What Good Is a Job if You Can't Get to It?
May 18, 2011
By Milla Sanes
Transportation is one of the three largest expenses for low-income families in the United States. With fuel costs on the rise, low- and moderate-income families -- even those with cars -- are increasingly looking to mass transit to get to work.
New research from the Brookings Institution shows that there is a lesser-known way the poor pay more than the rest of us: they have to travel farther to get to jobs that match typical skills. Missed Opportunity: Transit and Jobs in Metropolitan America, a report and interactive map examined transit in the 100 largest metro areas in the United States and the extent to which people and jobs are connected through these transit systems. The study found that only about a quarter of low- and middle-skill jobs are within a 90 minute commute via transit for the typical commuter, compared to a full third of high-skilled jobs. Residents of growing low-income suburban communities can only access about 22 percent of metropolitan jobs in low- and middle-skill industries on average, demonstrating a wide disconnect between where jobs are available and where people in need of jobs but with little access to transportation live.

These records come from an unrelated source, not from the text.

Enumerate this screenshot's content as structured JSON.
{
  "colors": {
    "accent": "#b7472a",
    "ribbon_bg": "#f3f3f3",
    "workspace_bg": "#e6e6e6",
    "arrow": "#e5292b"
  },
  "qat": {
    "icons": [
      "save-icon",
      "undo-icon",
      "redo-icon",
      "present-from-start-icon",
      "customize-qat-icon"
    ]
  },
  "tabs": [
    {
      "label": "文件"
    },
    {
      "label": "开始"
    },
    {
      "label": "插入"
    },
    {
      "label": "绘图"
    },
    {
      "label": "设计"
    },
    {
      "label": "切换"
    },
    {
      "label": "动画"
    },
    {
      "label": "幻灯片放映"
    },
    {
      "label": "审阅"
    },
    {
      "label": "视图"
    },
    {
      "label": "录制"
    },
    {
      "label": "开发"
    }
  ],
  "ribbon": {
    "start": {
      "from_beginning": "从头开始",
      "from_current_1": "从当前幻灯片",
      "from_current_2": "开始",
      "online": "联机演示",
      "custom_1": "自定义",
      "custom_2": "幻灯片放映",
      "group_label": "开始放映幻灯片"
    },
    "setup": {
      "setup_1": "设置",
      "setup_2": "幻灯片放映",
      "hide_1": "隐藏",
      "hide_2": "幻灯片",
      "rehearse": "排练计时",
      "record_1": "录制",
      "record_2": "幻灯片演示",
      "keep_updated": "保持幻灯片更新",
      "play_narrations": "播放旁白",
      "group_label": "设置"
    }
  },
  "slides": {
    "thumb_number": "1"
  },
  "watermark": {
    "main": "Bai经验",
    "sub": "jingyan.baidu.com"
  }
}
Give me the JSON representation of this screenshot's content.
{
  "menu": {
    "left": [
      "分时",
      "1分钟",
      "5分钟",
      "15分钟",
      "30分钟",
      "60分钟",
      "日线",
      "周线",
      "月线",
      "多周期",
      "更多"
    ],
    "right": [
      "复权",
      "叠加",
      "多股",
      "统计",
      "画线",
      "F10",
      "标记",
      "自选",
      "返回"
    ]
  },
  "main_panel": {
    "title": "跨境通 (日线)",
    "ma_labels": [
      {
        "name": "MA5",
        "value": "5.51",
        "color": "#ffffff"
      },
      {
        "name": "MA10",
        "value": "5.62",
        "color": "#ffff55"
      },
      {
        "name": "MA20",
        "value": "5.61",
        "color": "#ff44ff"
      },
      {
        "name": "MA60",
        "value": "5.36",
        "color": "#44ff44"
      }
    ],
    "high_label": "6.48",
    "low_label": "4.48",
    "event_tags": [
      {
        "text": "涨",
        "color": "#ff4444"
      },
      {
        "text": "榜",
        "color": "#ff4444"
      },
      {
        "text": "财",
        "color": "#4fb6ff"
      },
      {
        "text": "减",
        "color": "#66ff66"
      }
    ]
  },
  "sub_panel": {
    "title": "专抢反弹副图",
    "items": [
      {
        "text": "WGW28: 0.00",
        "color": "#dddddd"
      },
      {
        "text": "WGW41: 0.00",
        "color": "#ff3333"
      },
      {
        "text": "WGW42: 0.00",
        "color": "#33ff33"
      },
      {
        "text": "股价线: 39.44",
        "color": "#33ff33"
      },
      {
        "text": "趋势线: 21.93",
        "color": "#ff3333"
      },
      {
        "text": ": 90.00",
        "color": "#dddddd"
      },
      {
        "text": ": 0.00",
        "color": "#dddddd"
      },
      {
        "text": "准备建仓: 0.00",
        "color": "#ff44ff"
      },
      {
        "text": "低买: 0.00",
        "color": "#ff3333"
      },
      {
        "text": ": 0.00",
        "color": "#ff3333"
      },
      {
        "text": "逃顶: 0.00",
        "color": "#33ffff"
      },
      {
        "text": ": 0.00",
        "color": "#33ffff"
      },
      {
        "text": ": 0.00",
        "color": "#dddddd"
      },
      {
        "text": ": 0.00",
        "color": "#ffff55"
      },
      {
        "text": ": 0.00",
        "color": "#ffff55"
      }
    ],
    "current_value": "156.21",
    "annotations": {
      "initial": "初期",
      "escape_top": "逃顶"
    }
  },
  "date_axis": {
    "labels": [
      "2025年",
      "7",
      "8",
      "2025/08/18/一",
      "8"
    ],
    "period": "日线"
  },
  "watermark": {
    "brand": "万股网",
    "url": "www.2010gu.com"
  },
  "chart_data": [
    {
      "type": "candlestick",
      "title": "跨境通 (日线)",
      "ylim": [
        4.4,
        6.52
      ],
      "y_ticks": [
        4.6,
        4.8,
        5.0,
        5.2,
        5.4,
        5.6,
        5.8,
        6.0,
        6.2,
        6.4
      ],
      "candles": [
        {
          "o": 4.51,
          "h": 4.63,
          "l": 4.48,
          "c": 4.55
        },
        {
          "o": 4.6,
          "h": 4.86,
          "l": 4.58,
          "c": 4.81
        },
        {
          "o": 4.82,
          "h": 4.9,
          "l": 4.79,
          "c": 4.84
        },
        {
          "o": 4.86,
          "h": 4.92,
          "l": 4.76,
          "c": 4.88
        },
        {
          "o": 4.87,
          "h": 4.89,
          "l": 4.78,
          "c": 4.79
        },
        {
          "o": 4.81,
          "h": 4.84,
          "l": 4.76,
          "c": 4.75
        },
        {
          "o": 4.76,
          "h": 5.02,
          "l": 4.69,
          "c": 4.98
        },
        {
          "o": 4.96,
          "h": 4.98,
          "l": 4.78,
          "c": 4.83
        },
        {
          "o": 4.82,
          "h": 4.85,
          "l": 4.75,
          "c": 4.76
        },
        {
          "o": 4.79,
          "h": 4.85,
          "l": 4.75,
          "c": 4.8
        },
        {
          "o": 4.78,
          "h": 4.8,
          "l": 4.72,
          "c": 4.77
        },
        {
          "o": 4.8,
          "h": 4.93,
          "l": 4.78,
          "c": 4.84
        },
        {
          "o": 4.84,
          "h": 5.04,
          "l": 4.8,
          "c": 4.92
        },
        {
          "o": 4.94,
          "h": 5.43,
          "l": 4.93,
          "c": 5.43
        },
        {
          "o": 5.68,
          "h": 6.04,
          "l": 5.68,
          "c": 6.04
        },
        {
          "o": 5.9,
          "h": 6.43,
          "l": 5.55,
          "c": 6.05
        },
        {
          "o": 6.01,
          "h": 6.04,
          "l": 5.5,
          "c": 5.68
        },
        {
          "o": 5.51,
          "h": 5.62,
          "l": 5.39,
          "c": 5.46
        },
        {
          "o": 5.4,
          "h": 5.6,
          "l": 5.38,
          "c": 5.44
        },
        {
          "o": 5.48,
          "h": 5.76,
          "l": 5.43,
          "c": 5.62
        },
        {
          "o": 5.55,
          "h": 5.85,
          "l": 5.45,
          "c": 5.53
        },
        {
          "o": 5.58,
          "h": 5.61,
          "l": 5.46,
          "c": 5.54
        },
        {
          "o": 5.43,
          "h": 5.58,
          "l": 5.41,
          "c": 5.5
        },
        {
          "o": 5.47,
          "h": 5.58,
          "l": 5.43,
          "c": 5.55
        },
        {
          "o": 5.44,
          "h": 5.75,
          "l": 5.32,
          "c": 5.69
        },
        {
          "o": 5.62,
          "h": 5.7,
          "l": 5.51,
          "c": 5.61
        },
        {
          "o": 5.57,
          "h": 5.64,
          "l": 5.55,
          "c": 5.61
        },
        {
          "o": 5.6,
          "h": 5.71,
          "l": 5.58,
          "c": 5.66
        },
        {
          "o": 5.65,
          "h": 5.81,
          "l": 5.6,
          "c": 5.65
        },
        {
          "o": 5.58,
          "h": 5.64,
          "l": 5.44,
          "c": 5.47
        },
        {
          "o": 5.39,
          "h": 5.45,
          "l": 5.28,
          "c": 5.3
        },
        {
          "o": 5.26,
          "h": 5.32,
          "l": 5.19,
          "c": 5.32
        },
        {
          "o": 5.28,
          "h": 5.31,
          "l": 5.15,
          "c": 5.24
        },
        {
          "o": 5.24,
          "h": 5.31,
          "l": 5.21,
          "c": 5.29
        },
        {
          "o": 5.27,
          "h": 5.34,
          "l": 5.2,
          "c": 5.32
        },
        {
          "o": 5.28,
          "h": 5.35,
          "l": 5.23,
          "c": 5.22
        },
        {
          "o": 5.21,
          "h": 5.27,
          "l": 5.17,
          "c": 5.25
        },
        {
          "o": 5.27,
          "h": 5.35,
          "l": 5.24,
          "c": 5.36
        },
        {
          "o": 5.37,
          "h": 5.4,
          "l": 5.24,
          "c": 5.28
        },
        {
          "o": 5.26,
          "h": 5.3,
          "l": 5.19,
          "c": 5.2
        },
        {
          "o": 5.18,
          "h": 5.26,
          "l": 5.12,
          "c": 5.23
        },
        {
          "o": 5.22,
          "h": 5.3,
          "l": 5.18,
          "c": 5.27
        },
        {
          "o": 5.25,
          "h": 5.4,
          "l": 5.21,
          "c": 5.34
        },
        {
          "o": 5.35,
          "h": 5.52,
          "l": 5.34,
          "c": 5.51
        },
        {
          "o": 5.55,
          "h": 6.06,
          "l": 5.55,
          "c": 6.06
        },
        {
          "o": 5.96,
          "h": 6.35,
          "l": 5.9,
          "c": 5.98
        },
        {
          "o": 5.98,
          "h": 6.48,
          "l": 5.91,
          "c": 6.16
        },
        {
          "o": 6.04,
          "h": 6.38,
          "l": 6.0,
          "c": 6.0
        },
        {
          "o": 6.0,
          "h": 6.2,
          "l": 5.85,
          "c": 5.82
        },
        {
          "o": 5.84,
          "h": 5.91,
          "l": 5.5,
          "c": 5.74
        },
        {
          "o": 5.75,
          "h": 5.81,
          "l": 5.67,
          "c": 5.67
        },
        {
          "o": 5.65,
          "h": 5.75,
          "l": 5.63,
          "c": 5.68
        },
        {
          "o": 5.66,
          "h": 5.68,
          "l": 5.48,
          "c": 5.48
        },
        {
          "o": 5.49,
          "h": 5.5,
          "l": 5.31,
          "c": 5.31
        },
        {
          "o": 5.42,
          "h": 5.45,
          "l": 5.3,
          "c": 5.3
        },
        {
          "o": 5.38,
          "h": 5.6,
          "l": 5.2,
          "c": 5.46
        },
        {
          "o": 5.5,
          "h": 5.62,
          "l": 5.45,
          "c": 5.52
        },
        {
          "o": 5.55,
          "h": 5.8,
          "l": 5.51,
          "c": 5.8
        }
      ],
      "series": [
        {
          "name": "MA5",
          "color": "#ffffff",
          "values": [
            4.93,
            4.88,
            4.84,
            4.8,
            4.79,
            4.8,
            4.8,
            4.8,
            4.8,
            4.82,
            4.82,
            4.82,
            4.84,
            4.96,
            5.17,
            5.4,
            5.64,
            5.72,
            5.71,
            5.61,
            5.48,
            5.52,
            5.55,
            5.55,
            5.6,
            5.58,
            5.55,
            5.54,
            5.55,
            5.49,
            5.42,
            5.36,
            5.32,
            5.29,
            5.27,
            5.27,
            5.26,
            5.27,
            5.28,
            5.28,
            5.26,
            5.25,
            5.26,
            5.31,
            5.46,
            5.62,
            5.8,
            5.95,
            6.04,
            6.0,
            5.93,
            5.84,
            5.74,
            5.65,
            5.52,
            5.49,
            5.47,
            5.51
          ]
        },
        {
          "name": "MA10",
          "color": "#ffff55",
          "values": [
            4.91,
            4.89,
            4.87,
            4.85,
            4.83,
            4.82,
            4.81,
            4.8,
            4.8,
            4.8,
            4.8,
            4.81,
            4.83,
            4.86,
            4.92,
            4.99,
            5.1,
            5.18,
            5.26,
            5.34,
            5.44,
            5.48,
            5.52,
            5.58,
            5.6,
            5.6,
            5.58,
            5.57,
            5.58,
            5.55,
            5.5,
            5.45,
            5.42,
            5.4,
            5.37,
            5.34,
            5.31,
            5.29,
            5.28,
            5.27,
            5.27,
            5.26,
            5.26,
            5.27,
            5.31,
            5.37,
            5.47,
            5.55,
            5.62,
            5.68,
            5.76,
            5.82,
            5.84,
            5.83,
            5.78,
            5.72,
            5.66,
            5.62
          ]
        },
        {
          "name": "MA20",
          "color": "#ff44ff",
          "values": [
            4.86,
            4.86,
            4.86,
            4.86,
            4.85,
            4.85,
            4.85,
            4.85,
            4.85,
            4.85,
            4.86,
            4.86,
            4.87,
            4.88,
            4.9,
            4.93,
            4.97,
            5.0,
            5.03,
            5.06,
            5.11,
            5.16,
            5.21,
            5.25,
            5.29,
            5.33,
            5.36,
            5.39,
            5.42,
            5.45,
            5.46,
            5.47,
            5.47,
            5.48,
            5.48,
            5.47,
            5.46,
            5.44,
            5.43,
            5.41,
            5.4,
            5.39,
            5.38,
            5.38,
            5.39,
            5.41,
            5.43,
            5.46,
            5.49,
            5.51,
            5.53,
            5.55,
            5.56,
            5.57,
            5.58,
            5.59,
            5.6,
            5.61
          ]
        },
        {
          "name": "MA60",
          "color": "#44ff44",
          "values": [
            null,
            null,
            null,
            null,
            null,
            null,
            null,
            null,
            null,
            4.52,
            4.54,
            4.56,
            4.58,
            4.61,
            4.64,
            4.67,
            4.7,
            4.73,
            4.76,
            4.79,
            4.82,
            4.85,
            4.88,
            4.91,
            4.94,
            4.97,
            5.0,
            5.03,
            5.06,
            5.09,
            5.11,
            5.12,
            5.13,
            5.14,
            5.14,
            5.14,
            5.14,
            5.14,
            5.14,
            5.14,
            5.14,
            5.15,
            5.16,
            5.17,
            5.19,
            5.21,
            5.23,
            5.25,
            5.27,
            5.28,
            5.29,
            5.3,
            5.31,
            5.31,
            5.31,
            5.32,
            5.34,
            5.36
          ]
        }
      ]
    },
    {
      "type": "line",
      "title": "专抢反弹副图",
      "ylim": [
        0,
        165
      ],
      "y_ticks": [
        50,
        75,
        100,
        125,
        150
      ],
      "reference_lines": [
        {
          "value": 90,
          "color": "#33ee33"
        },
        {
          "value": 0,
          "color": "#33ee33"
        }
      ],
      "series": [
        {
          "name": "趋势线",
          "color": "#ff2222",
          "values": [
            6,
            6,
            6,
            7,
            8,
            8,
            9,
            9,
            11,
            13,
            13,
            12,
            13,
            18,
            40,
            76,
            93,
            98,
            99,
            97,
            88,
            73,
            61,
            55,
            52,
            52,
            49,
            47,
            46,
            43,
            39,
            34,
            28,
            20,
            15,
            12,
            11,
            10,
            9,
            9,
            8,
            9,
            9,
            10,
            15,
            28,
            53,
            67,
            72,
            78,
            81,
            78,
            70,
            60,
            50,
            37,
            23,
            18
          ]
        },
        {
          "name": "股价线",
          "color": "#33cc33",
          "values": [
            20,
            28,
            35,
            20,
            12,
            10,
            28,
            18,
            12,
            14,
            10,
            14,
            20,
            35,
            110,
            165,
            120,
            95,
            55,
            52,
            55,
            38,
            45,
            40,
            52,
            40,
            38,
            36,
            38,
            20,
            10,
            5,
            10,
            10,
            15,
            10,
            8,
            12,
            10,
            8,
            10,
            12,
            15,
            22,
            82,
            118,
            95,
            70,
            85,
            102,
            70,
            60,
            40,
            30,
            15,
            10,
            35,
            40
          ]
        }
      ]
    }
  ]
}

As people look for employment and jobs creation increases, there needs to be a focus on bridging this gap. There are 10 billion public transit trips taken every year, and this is trending upward. The Brookings report spells out three ways to move forward: make job access part of total transportation decision making, link accessibility to next-generation metro growth policy and practice, and deploy data and advanced technologies for decision making. While each metropolitan area has its own distinctive obstacles, the focus should be on connecting the places we live and work - across all economic groups. Organizations such as PolicyLink Center for Infrastructure Equity and The Pew Center on the States are also looking at how transportation is impacting our economic future.
Job creation needs to be at the top of the list in aiding the economic recovery. But because it's not enough to create jobs if people can't get to them, smart transit planning has a role to play in putting us on a path to sustainable economic recovery for all Americans.